Deploying Ubiquiti UniFi APs with a RaspberryPi 2 Controller

I recently got fed up with the mediocre coverage and speeds of my home wireless network even after throwing DD-WRT on the pair of APs (Netgear and Linksys .11n) to eek out all the performance I could.  So I decided to take the plunge and go up market a bit with a couple APs from Ubiquiti Networks.

Ubiquiti UniFi APsI went with a pair of UAP (.11n) and UA-AC-LR (.11ac) units for a mix of coverage in light usage areas and better performance in high usage areas, along with a RaspberryPi 2 to act as the controller.    Since the UniFi APs are becoming more popular among home users, and I can’t be the only one wary of putting management functions in the cloud, I decided to document the setup process.

Step 1: Gather needed parts

  1. RPi2
    1. 5v micro-usb power source
    2. Ethernet cable
    3. MicroSD card
  2. Ubiquiti UniFi APs
    1. patch cables (2x per AP)

Step 2: Burn Raspian (these instructions based upon Hypriot 0.6.1) to a MicroSD card

Step 3: Cable up APs and plug into the network

Step 4: Turn on RPi2

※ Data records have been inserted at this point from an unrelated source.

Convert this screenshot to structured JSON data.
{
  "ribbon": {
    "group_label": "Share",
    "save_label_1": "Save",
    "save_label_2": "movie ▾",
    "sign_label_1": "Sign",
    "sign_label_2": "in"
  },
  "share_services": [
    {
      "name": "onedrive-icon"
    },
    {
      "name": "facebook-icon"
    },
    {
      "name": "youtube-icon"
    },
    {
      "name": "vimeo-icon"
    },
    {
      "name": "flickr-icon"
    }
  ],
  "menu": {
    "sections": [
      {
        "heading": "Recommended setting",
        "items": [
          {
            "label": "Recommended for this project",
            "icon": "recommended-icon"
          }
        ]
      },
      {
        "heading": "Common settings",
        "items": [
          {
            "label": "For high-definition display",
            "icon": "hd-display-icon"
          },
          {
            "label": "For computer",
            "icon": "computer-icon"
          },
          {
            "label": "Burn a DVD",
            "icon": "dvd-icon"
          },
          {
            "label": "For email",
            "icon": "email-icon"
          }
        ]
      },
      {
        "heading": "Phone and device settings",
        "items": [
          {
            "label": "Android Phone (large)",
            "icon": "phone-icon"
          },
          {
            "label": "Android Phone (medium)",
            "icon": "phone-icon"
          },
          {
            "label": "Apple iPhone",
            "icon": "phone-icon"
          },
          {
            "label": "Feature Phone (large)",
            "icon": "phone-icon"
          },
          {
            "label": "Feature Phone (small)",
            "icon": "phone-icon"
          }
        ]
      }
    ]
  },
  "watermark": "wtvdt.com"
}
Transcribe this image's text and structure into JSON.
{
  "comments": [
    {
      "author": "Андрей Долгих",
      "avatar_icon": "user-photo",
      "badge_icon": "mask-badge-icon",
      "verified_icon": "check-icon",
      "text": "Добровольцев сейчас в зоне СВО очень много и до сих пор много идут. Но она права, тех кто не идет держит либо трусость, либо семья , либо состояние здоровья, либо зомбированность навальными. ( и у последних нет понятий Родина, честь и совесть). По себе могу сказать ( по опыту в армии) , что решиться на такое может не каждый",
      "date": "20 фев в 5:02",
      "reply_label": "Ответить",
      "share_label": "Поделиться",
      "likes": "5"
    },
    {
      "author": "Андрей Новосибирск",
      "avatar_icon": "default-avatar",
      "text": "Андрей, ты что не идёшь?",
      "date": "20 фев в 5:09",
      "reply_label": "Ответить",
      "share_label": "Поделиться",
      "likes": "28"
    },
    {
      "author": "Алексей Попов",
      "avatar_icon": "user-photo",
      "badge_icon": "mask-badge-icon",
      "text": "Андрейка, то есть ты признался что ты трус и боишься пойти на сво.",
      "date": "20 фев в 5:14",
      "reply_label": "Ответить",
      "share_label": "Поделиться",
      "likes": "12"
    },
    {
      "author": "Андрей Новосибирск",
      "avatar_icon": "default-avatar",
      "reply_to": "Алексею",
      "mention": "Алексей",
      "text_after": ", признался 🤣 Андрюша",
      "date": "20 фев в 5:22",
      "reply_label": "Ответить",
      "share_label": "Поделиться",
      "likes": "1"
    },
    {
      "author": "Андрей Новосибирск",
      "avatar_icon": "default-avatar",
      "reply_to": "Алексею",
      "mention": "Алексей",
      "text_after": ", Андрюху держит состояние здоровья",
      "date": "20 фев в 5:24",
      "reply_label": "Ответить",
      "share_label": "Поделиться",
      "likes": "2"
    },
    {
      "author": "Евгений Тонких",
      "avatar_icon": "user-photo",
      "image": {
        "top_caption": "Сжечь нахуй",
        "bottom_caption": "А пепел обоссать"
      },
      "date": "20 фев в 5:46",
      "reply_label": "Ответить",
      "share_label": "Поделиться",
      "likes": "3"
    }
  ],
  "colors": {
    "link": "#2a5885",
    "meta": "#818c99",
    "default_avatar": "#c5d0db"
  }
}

  1. Scan network to determine IP or look in your router’s DHCP lease table
  2. SSH to RPi2
  3. Assign static IP
    1. Open /etc/network/interfaces in your preferred text editor
    2. Adjust the below guide for your networkiface eth0 inet static
    3. Save and exit
    4. Restart networking
      /etc/init.d/networking restart
  4. Upgrade Raspian
    apt-get update; apt-get dist-upgrade
  5. Upgrade RPi firmware

Step 5: Install UniFi Controller (Source Guide)

  1. Add the UniFi respository
    1. Open /etc/apt/sources.list.d/ubnt.list in your preferred text editor
    2. Add the following line
      deb stable ubiquiti
    3. Save and exit
  2. Add Ubiquiti’s signing key
    apt-key adv –keyserver –recv C0A52C50
  3. Update sources and install UniFi along with dependencies
    apt-get update; apt-get install unifi -y
  4. Disable default MongoDB instance
    1. Open /etc/mongodb.conf in your preferred text editor
    2. At the end of the file add the followingENABLE_MONGODB=no
    3. Save and exit
  5. Reboot

Step 6: Configure your UniFi environment

  1. Point your browser to https://<ControllerIP>:8443/
  2. Set your timezone and country
  3. Select any unmanaged UniFi APs (or other UniFi devices) showing up
  4. Set your SSID and Key
  5. Set the username and password for your initial administrator account
  6. Click finish and then login

Step 7: Install and Configure Syslog

  1. Install syslog-ng
    apt-get install syslog-ng -y
  2. Open /etc/syslog-ng/syslog-ng.conf in your preferred text editor and add the below
    1. Add the following to accept syslog over UDP/514 from remote sources# Listen on both TCP/514 and UDP/514 on all IPs
      source s_net { tcp(port(514)); udp(); };
    2. Add the following to set the destination for syslog data# Set the log destination for the Ubiquiti UniFi Controller
      destination d_unifi { file(“/var/log/Ubiquiti/UniFi.log”); };
    3. Add the following for the log path#Set the logging for Ubiquiti UniFi
      log { source(s_net); destination(d_unifi); };
    4. Save and exit
  3. Create the log file
    mkdir /var/log/Ubiquiti
    touch /var/log/Ubiquiti/UniFi.log
  4. Restart syslog-ng
    service syslog-ng restart
  5. Set log rotation
    1. Open /etc/logrotate.conf in your text editor of choice and add the below
      This will rotate the above set syslogs and the logs created by the UniFi installer on a weekly basis# Rotate Ubiquiti logs
      /var/log/Ubiquiti/*/ {
      rotate 5

      }/var/log/unifi/*/ {
      rotate 5

Step 8: Point UniFi Controller to Syslog

  1. Log into your controller and click Settings in the lower left
  2. Under the Services heading find Remote Logging and click the check box
  3. Enter the IP of your Raspberry Pi
  4. Click Apply

For the next post in this series we’ll step through installing an ELK stack and use it to monitor the syslog feed we setup along with the UniFi controller logs.

  • Sami Fantar

    Hi ! I’m really interesting about your tweaking 🙂 What kind of logs did you received from Unifi Controller ?


    • Michael

      It largely depends on what parts of the UniFi system you’ve got deployed, but lots of chatter from the APs in regards to clients associating/disassociating mainly.